While most of the guest stars on this list are ones who are famous before appearing on “Hawaii Five-0”, Abtahi is one of the few who many of us may not know– but should. Abtahi played Guantanamo Bay prisoner Naser Salaam in “He keʻu na ka ʻalae a Hina” (“A Croaking By Hina’s Mudhen”). Most of his story was told in flashback, in scenes between himself and McGarrett, who helped to capture and interrogate Salaam, after he was captured in Afghanistan. McGarrett shows him kindness and dignity during a time when Salaam was basically being tortured by the CIA. McGarrett is supposed to be following the CIA’s lead to gain intel from Salaam about various terrorist groups and insurgent activity. But McG still wants the terrorist to feel as if his beliefs and his life are worthy something.
The scenes between Abtahi and O’Loughlin are what make the episode. The two actors have to play two men who have been made enemies by their countries, two soldiers fighting for their own people and beliefs, yet they still can reach out to each other as human beings.

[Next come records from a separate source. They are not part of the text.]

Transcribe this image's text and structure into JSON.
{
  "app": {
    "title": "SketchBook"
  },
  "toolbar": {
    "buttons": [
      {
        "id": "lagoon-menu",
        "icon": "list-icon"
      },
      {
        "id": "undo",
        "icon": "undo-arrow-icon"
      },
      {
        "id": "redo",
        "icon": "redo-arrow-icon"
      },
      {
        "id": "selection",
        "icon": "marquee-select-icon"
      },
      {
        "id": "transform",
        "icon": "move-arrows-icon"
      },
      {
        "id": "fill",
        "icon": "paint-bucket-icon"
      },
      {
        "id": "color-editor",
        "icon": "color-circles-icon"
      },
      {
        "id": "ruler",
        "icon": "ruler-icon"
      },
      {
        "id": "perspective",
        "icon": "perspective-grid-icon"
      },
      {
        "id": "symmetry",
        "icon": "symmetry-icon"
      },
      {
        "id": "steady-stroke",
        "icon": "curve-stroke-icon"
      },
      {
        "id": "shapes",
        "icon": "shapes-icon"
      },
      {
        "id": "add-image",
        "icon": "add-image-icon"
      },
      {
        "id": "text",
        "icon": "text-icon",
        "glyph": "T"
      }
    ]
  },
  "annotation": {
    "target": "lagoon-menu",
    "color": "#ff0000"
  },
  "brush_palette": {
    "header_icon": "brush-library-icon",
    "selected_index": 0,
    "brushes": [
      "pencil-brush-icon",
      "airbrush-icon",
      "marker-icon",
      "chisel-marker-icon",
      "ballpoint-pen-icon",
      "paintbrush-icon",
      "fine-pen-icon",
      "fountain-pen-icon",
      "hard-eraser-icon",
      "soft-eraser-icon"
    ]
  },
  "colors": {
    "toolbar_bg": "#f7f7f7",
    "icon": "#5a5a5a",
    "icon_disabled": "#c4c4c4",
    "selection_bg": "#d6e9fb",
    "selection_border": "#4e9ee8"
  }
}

While it is McGarrett’s actions of kindness that frame their relationship, it is Salaam’s want to return the dignity that McG showed him ten years earlier that bring the relationship full circle.
Salaam tells McG that there is a terrorist threat on O’ahu that could put those McG loves in danger. Salaam wants to show McGarrett the same respect that McG did when Salaam was first captured. It is a scary message that he relays to McGarrett, but not one without merit. Of course, Five-0 stops the attack after investigating Salaam’s warning, but we are all reminded that without a simple act of grace– no one would have been saved. It is a credit to Abtahi’s acting and the quiet strength he instills in his character that helped us to believe in Five-0’s subsequent actions. If I had a favorite guest star this season, it would be Abtahi.
OVERALL, the guests of Five-0 have been really superior. The episodes with these guest stars have had stronger storylines, and the actors have mixed really well with the series regulars. While guest stars have always added more dimension to “Hawaii Five-0,” it seems as if there were several this year who helped to strengthen the stories and action of the show.
REDUX SIDE NOTE
Other guest star notables: Chris Vance as British MI-6 agent Agent Harry Langford; Rosalind Chao, who played newly elected Hawaiʻi Governor Keiko Mahoe; Kanya Sesser as Konoʻs former surfing rival, Rosey Valera; Christine Lahti’s real-life daughter, Emma Schlamme, who played a Young Doris McGarrett in the 150th episode; Missy Peregrym as Danny’s Sister, Bridget; and last but not least, the legendary Hal Holbrook as USS Arizona survivor Leonard Patterson.